Data records for software interfaces
***
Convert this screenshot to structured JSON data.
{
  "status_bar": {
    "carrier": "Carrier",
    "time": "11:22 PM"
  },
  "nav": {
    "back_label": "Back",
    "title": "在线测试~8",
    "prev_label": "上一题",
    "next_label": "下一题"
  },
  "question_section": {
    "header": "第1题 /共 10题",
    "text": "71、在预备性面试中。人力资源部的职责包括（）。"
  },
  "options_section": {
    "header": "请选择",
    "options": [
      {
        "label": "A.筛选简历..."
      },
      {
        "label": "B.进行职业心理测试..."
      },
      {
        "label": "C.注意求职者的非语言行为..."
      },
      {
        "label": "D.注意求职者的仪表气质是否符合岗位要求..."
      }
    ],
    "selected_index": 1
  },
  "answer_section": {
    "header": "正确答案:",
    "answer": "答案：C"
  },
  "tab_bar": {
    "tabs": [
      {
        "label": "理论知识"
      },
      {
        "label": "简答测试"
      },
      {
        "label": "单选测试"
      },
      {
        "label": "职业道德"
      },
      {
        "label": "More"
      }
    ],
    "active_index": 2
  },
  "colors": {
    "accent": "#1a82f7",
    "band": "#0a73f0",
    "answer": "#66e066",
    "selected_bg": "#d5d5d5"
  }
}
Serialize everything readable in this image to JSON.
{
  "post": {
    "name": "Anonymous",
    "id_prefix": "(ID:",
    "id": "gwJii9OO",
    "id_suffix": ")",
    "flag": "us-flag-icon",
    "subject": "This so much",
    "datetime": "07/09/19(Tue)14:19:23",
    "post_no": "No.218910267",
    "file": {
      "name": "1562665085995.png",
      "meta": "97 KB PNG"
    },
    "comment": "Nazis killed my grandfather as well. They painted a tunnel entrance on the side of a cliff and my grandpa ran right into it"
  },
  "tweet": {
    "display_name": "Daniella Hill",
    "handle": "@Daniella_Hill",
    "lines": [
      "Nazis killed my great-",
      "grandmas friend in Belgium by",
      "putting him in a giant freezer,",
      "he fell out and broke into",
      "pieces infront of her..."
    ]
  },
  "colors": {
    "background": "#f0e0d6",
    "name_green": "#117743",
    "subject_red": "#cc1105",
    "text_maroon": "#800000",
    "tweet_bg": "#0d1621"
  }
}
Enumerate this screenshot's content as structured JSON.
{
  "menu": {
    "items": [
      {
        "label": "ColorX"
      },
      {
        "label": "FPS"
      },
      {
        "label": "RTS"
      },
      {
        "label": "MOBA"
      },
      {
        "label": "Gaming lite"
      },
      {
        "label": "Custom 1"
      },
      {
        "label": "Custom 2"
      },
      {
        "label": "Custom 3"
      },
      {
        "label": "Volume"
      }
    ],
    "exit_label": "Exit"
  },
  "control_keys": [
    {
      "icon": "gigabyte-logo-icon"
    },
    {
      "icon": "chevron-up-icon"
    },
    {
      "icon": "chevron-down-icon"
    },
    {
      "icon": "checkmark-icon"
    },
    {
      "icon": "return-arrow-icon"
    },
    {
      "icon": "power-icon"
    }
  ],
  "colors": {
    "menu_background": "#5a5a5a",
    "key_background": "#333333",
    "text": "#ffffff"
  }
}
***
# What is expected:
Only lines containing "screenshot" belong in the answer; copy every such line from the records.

# Output for this exercise:
Convert this screenshot to structured JSON data.
Enumerate this screenshot's content as structured JSON.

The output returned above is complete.